- n. See blackthorn.
- n. Either of two eastern North American plum trees or shrubs, Prunus alleghaniensis, having dark purple fruit, or P. americana, having yellow or red fruit.
- n. The tart plumlike fruit of either of these plants.
from Wiktionary, Creative Commons Attribution/Share-Alike License
- n. The small, bitter, wild fruit of the blackthorn (Prunus spinosa); also, the tree itself.
- n. Any of various other plants of the genus Prunus, as a shrub or small tree, Prunus alleghaniensis, bearing dark-purple fruit.
from the GNU version of the Collaborative International Dictionary of English
- n. A small, bitter, wild European plum, the fruit of the blackthorn (Prunus spinosa); also, the tree itself.
from The Century Dictionary and Cyclopedia
- n. The fruit of the blackthorn, Prunus spinosa, a small bluish-black drupe; also, the fruit of P. umbellata.
- n. The blackthorn, Prunus spinosa, a shrub of hedgerows, thickets, etc., found in Europe and Russian and central Asia.
from WordNet 3.0 Copyright 2006 by Princeton University.

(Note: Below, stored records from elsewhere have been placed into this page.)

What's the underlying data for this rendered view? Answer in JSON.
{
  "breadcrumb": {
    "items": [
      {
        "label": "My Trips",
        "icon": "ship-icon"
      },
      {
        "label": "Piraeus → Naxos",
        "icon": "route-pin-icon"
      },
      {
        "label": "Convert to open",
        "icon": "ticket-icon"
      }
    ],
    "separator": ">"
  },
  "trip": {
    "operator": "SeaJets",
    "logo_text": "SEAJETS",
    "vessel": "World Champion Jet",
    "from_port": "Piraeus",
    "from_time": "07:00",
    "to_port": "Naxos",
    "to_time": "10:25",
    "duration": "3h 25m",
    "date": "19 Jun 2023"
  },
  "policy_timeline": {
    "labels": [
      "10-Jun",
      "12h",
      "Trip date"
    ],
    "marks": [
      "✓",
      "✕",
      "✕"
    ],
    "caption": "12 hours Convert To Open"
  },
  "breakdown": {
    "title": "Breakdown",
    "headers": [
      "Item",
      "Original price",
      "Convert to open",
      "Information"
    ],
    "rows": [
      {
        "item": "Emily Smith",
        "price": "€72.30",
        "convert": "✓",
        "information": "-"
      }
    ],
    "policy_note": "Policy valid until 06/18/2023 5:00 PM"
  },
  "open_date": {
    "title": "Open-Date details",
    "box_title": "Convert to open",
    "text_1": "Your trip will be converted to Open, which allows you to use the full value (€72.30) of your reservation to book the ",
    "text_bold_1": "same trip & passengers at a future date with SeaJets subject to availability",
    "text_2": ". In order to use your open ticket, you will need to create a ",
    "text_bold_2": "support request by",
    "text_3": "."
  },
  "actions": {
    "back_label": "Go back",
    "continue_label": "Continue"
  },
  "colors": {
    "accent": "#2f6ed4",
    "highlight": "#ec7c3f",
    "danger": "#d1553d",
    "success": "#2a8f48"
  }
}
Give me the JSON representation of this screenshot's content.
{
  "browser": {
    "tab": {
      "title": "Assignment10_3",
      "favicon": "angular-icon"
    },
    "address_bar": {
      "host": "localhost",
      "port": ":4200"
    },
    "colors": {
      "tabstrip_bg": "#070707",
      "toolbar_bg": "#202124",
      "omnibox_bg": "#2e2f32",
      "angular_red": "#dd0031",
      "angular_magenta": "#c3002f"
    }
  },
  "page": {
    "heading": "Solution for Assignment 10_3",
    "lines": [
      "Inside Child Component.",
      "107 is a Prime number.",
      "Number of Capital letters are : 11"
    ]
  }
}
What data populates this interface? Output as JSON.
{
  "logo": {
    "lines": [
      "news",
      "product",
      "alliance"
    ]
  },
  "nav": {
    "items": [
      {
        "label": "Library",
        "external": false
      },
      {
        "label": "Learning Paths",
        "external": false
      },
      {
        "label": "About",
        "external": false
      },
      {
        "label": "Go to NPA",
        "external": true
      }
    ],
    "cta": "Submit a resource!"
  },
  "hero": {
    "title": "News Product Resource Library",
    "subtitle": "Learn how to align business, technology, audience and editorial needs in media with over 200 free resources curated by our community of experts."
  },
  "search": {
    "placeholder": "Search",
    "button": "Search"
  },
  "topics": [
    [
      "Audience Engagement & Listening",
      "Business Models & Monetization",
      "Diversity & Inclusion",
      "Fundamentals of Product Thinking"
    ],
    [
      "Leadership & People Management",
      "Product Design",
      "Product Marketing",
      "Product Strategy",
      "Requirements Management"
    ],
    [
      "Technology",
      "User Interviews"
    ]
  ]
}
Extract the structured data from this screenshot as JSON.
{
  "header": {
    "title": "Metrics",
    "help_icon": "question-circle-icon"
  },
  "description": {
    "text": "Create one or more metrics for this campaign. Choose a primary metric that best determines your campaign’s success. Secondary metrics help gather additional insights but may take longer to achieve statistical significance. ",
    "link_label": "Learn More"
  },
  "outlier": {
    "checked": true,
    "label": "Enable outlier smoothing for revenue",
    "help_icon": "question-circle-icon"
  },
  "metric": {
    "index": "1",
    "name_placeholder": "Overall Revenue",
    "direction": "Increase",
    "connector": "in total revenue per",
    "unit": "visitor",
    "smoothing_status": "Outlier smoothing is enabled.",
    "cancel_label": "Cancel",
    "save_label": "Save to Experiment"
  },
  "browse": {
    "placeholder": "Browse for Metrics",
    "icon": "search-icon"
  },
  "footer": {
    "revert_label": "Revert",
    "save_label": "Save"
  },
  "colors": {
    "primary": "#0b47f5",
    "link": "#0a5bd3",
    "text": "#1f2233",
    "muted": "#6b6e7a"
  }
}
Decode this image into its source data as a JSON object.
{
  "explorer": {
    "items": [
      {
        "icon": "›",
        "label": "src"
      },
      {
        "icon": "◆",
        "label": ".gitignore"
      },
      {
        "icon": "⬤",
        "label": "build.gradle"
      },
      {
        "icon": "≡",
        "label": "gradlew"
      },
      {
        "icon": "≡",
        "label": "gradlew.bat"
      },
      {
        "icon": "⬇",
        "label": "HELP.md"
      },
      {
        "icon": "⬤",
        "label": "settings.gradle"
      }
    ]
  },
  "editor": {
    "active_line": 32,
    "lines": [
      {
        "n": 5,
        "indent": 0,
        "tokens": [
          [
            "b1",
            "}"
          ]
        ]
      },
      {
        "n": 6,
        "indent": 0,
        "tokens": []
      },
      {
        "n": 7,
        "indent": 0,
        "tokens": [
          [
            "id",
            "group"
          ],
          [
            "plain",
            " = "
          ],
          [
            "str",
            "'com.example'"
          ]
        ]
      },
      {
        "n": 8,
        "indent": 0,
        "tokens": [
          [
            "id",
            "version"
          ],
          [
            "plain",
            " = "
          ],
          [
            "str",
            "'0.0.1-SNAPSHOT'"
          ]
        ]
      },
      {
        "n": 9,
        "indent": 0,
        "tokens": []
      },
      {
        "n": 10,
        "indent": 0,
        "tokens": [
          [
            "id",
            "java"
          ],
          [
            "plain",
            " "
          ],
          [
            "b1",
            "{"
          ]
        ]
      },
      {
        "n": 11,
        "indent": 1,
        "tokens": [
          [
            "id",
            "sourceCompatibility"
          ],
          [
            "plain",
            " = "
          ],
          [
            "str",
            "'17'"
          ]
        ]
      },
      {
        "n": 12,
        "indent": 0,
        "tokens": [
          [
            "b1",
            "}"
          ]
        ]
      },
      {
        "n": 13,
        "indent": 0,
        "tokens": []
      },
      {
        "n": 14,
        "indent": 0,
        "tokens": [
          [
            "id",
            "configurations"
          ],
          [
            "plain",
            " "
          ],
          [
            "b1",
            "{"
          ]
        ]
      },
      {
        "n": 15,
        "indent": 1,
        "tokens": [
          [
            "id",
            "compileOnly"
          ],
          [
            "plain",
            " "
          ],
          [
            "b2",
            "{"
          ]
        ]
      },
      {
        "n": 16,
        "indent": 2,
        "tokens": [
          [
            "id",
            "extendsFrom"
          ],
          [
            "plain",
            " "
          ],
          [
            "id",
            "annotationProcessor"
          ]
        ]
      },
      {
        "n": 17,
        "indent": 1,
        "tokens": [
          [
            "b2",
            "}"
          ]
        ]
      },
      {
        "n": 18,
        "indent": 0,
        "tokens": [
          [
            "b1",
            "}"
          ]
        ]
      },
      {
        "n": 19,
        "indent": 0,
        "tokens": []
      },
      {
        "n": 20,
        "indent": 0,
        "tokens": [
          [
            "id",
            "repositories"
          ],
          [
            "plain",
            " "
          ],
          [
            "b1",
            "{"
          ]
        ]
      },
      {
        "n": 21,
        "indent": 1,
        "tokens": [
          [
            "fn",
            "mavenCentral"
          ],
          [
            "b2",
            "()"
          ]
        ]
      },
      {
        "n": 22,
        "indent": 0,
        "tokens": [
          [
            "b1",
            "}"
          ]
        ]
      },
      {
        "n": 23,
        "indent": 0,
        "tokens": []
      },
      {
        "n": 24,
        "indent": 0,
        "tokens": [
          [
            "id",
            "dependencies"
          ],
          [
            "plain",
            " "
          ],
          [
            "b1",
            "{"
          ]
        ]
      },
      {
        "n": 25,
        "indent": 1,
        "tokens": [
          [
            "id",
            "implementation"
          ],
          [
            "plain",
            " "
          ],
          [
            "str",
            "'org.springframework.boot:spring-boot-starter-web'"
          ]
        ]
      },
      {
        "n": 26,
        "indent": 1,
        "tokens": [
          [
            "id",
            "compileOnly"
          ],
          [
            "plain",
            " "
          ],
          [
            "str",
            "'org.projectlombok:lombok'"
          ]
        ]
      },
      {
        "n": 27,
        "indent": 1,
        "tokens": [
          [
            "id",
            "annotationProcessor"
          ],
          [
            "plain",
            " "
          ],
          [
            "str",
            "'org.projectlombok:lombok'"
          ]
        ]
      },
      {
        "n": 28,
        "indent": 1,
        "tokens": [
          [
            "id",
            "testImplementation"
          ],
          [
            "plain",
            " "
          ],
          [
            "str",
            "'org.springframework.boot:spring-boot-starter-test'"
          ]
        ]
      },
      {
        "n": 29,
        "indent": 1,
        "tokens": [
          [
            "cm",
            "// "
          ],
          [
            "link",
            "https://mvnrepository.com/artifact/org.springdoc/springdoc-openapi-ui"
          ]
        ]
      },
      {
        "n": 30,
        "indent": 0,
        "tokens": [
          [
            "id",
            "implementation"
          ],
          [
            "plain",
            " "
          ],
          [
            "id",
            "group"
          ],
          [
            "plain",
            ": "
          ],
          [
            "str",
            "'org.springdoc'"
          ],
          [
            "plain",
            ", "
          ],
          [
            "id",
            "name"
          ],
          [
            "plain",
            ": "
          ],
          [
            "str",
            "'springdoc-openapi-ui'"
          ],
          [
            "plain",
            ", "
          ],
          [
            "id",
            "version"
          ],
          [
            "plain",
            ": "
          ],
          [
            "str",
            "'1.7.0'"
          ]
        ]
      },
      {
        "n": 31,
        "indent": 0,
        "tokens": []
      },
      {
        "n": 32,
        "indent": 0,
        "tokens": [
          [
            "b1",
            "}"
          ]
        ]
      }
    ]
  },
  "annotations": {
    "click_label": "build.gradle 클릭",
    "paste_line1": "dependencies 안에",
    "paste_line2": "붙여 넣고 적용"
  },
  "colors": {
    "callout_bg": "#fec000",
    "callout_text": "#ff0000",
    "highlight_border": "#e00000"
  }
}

All rights reserved.
- n. a thorny Eurasian bush with plumlike fruits
- n. wild plum of northeastern United States having dark purple fruits with yellow flesh
- n. small sour dark purple fruit of especially the Allegheny plum bush
Real tea-leaf tea alone contains the restorative they want; which is not to be found in sloe-leaf tea.
And it doesn't hurt that the drink's name also allows for the employment of a stock joke that turns on the fact that most people hear "slow" rather than "sloe" -- the purplish-red berry of the blackthorn bush that gives the liqueur its flavor.
The fruit, called sloe, can be made into a liqueur called sloe gin, of the "fizz" fame, but Ulrike discovered a distillery that makes it into a kind of sherry made of sloes.
The sloe, which is the blackthorn, comes still earlier and has fewer leaves.
The sloe is a shrub common in our hedgerows, and belongs to the natural order Amygdaleae; the fruit is about the size of a large pea, of a black colour, and covered with a bloom of a bright blue.
There are readers who love this kind of sloe eyed, narrow waisted, naval academic excercise in adjectivity.
The third sort was a black berry, not in such plenty as the others, and resembled a bullace, or large kind of sloe, both in size and taste.
The third sort was a blackberry; this was not in such plenty as the others and resembled a bullace, or large kind of sloe, both in size and taste.
A lanky, curly-haired young rebel with a kind of sloe-eyed charm, he’d grown up on a series of military bases where his father, a Marine lieutenant colonel, had served.
There are still some fat, red berries among the hawthorns, though, and blackthorn bushes have their own blue-black berries known as sloes, which make delicious sloe gin.